__Problem description__
Each record is to be reproduced verbatim.

__Information supplied__

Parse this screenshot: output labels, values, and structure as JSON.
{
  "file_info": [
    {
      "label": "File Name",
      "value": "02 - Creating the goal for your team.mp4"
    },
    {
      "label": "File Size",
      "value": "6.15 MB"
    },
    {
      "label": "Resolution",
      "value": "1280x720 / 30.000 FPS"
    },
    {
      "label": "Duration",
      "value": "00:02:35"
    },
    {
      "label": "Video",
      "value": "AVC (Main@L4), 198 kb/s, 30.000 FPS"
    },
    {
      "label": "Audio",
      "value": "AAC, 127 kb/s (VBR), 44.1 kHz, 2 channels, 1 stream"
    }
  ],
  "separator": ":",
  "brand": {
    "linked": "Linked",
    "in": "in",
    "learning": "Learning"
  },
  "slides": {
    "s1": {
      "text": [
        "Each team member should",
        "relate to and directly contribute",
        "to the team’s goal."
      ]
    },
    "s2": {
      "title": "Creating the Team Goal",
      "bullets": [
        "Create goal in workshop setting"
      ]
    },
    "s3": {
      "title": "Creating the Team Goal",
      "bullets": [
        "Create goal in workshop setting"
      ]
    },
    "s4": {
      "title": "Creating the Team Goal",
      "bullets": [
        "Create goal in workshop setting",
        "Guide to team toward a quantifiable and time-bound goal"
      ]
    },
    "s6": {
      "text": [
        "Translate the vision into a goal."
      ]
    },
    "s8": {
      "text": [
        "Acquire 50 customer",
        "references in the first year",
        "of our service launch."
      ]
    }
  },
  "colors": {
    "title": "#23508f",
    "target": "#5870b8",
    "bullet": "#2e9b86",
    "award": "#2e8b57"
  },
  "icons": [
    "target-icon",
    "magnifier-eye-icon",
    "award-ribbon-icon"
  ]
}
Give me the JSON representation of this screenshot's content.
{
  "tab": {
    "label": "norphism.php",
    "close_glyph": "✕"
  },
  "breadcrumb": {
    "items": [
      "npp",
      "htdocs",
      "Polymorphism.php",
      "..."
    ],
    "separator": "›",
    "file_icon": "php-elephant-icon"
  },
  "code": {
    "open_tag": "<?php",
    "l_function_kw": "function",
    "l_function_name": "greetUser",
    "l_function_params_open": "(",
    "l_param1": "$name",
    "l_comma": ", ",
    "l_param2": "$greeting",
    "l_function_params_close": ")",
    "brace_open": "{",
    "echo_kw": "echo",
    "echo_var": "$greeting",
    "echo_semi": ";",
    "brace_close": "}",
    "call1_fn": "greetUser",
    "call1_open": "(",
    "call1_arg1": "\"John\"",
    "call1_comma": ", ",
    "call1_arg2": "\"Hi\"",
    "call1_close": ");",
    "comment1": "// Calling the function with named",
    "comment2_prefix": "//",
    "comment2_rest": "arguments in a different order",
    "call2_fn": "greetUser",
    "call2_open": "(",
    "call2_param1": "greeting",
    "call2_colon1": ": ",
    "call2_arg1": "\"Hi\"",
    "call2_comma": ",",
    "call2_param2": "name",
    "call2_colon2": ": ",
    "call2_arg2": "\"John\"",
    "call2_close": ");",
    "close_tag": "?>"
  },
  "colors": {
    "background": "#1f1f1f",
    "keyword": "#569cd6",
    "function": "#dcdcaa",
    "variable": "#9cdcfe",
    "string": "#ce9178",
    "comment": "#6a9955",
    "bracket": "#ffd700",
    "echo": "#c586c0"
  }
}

__Solution__
Parse this screenshot: output labels, values, and structure as JSON.
{
  "file_info": [
    {
      "label": "File Name",
      "value": "02 - Creating the goal for your team.mp4"
    },
    {
      "label": "File Size",
      "value": "6.15 MB"
    },
    {
      "label": "Resolution",
      "value": "1280x720 / 30.000 FPS"
    },
    {
      "label": "Duration",
      "value": "00:02:35"
    },
    {
      "label": "Video",
      "value": "AVC (Main@L4), 198 kb/s, 30.000 FPS"
    },
    {
      "label": "Audio",
      "value": "AAC, 127 kb/s (VBR), 44.1 kHz, 2 channels, 1 stream"
    }
  ],
  "separator": ":",
  "brand": {
    "linked": "Linked",
    "in": "in",
    "learning": "Learning"
  },
  "slides": {
    "s1": {
      "text": [
        "Each team member should",
        "relate to and directly contribute",
        "to the team’s goal."
      ]
    },
    "s2": {
      "title": "Creating the Team Goal",
      "bullets": [
        "Create goal in workshop setting"
      ]
    },
    "s3": {
      "title": "Creating the Team Goal",
      "bullets": [
        "Create goal in workshop setting"
      ]
    },
    "s4": {
      "title": "Creating the Team Goal",
      "bullets": [
        "Create goal in workshop setting",
        "Guide to team toward a quantifiable and time-bound goal"
      ]
    },
    "s6": {
      "text": [
        "Translate the vision into a goal."
      ]
    },
    "s8": {
      "text": [
        "Acquire 50 customer",
        "references in the first year",
        "of our service launch."
      ]
    }
  },
  "colors": {
    "title": "#23508f",
    "target": "#5870b8",
    "bullet": "#2e9b86",
    "award": "#2e8b57"
  },
  "icons": [
    "target-icon",
    "magnifier-eye-icon",
    "award-ribbon-icon"
  ]
}
Give me the JSON representation of this screenshot's content.
{
  "tab": {
    "label": "norphism.php",
    "close_glyph": "✕"
  },
  "breadcrumb": {
    "items": [
      "npp",
      "htdocs",
      "Polymorphism.php",
      "..."
    ],
    "separator": "›",
    "file_icon": "php-elephant-icon"
  },
  "code": {
    "open_tag": "<?php",
    "l_function_kw": "function",
    "l_function_name": "greetUser",
    "l_function_params_open": "(",
    "l_param1": "$name",
    "l_comma": ", ",
    "l_param2": "$greeting",
    "l_function_params_close": ")",
    "brace_open": "{",
    "echo_kw": "echo",
    "echo_var": "$greeting",
    "echo_semi": ";",
    "brace_close": "}",
    "call1_fn": "greetUser",
    "call1_open": "(",
    "call1_arg1": "\"John\"",
    "call1_comma": ", ",
    "call1_arg2": "\"Hi\"",
    "call1_close": ");",
    "comment1": "// Calling the function with named",
    "comment2_prefix": "//",
    "comment2_rest": "arguments in a different order",
    "call2_fn": "greetUser",
    "call2_open": "(",
    "call2_param1": "greeting",
    "call2_colon1": ": ",
    "call2_arg1": "\"Hi\"",
    "call2_comma": ",",
    "call2_param2": "name",
    "call2_colon2": ": ",
    "call2_arg2": "\"John\"",
    "call2_close": ");",
    "close_tag": "?>"
  },
  "colors": {
    "background": "#1f1f1f",
    "keyword": "#569cd6",
    "function": "#dcdcaa",
    "variable": "#9cdcfe",
    "string": "#ce9178",
    "comment": "#6a9955",
    "bracket": "#ffd700",
    "echo": "#c586c0"
  }
}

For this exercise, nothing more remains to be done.